EXERCISE OBJECTIVE »
The output has to be the full set of records, reproduced exactly, minus any picture.

Saved data entries
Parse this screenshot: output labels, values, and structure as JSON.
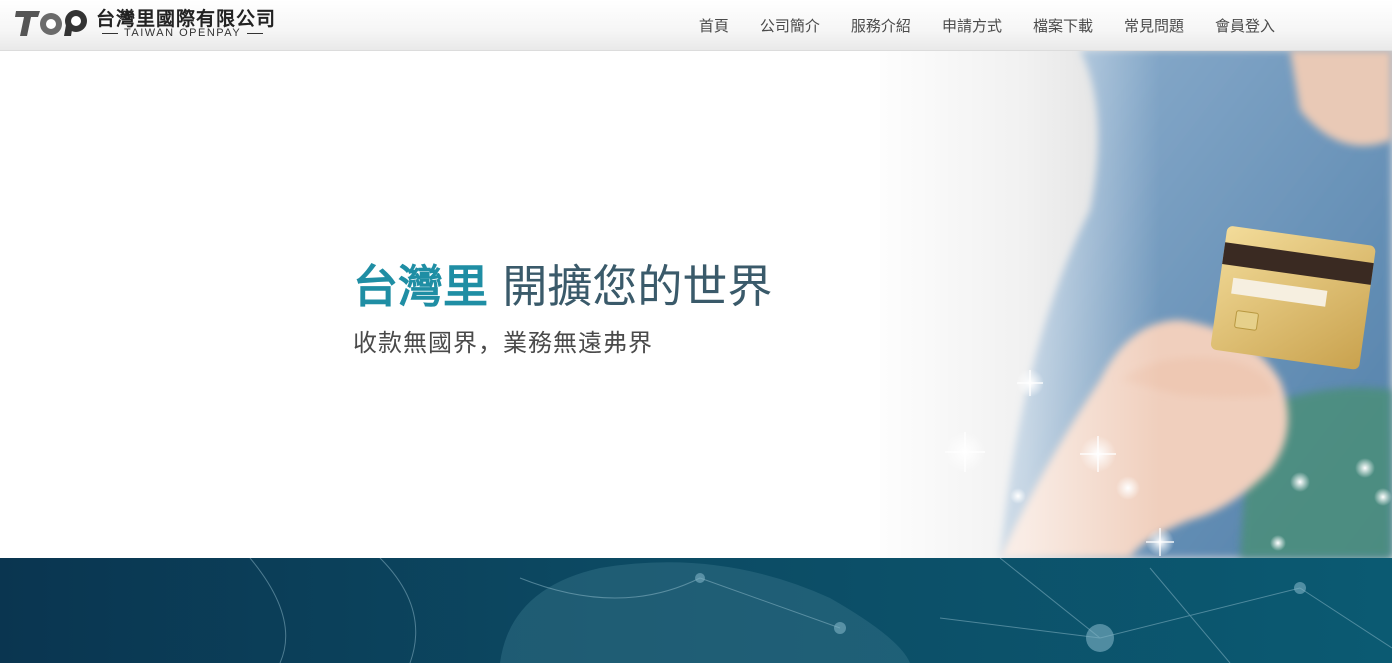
{
  "header": {
    "logo": {
      "mark": "TOP",
      "name": "台灣里國際有限公司",
      "subtitle": "TAIWAN OPENPAY"
    },
    "nav": [
      {
        "label": "首頁"
      },
      {
        "label": "公司簡介"
      },
      {
        "label": "服務介紹"
      },
      {
        "label": "申請方式"
      },
      {
        "label": "檔案下載"
      },
      {
        "label": "常見問題"
      },
      {
        "label": "會員登入"
      }
    ]
  },
  "hero": {
    "brand": "台灣里",
    "headline": "開擴您的世界",
    "subline": "收款無國界，業務無遠弗界",
    "image": "woman-holding-credit-card"
  },
  "band": {
    "image": "global-network-globe"
  },
  "colors": {
    "brand": "#1f8ea4",
    "headline": "#3a5a6a",
    "band": "#0b4a63"
  }
}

RESULT FOR THIS EXERCISE »
Parse this screenshot: output labels, values, and structure as JSON.
{
  "header": {
    "logo": {
      "mark": "TOP",
      "name": "台灣里國際有限公司",
      "subtitle": "TAIWAN OPENPAY"
    },
    "nav": [
      {
        "label": "首頁"
      },
      {
        "label": "公司簡介"
      },
      {
        "label": "服務介紹"
      },
      {
        "label": "申請方式"
      },
      {
        "label": "檔案下載"
      },
      {
        "label": "常見問題"
      },
      {
        "label": "會員登入"
      }
    ]
  },
  "hero": {
    "brand": "台灣里",
    "headline": "開擴您的世界",
    "subline": "收款無國界，業務無遠弗界",
    "image": "woman-holding-credit-card"
  },
  "band": {
    "image": "global-network-globe"
  },
  "colors": {
    "brand": "#1f8ea4",
    "headline": "#3a5a6a",
    "band": "#0b4a63"
  }
}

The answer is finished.